2. Youth suicide is a real issue in the country and is not going away even if people keep wanting to hide their heads in the sand. It is
not just teens, children as young as 10 are a part of the problem, over 17,000 attempts are made in the 10 to 14 youth age group.
Suicide prevention is becoming more and more important in efforts schools, parents, and communities are making to help them.
Part of that will mean knowing what the warning signs are and then knowing what to do spending on what you see. Three-quarters
of teens thinking about suicide will actually give a verbal warning. It is just that people either do not believe them or do not know
what to do, or do the wrong thing. Knowing what to listen for and what you might see can then help with what to do.
What you first need to do if you think they are suicidal - When you are seeing warning signs of suicide you should first take
immediate action to ensure the methods by which they might have mentioned are removed from their access or any other potential
tools they might use to commit suicide. Poisons, medications, guns, rope and knives are the more commonly used options. When
they are not able to easily find something to do it with, they are less likely to do it or you at least have time to intervene and

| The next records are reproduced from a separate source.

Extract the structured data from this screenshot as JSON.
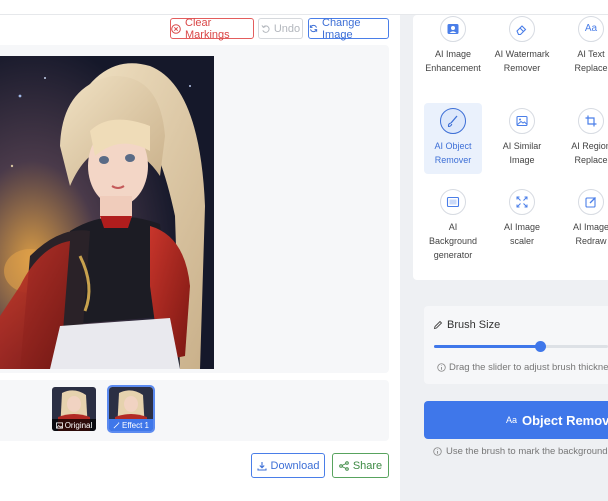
{
  "toolbar": {
    "clear_label": "Clear Markings",
    "undo_label": "Undo",
    "change_label": "Change Image"
  },
  "thumbnails": [
    {
      "label": "Original"
    },
    {
      "label": "Effect 1",
      "selected": true
    }
  ],
  "actions": {
    "download_label": "Download",
    "share_label": "Share"
  },
  "tools": [
    {
      "label": "AI Image Enhancement",
      "icon": "person-image-icon"
    },
    {
      "label": "AI Watermark Remover",
      "icon": "eraser-icon"
    },
    {
      "label": "AI Text Replace",
      "icon": "text-aa-icon"
    },
    {
      "label": "AI Object Remover",
      "icon": "brush-icon",
      "active": true
    },
    {
      "label": "AI Similar Image",
      "icon": "image-icon"
    },
    {
      "label": "AI Region Replace",
      "icon": "crop-icon"
    },
    {
      "label": "AI Background generator",
      "icon": "background-image-icon"
    },
    {
      "label": "AI Image scaler",
      "icon": "expand-arrows-icon"
    },
    {
      "label": "AI Image Redraw",
      "icon": "pencil-square-icon"
    }
  ],
  "brush": {
    "title": "Brush Size",
    "value_fraction": 0.61,
    "hint": "Drag the slider to adjust brush thickness"
  },
  "primary_action": {
    "prefix": "Aa",
    "label": "Object Removal"
  },
  "footer_hint": "Use the brush to mark the background a",
  "colors": {
    "accent": "#3f77ea",
    "danger": "#d94848",
    "success": "#3d8a44"
  }
}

3. What to do next - When you have removed the items you then need to take advantage of what suicide prevention resources have
taught you to support them and get them talking. Make sure they know you are available and let them vent. Avoid judging them
and questioning their thoughts or beliefs. Be supportive, actively listen to them and stay connected. Get them professional help.
Always keep communicating with them - If you have seen some warning signs you really need to focus on suicide prevention
efforts. Do not avoid talking about it. No one has committed suicide because someone started talking to them about it. There are
other reasons there, likely a complex mix of issues and reasons even, and talking about it only ever prevents suicide. As well as
communicating with you they should be talking to a professional, a psychiatrist or therapist or such. Talking about it shows you
care and gives them someone they can lean on and a place where they can express themselves without judgment. In your
conversations tell them what actions have you worried about them and talk to them about how much they are valued, and that they
4. Conclusion - There are suicide prevention resources you can turn to so that you can learn how to communicate, what to look for as
warning signs and how to react. Keep giving them chances to succeed and be positive about life. Encourage them to do things they
once enjoyed to release some energy and try to keep their minds engaged and active.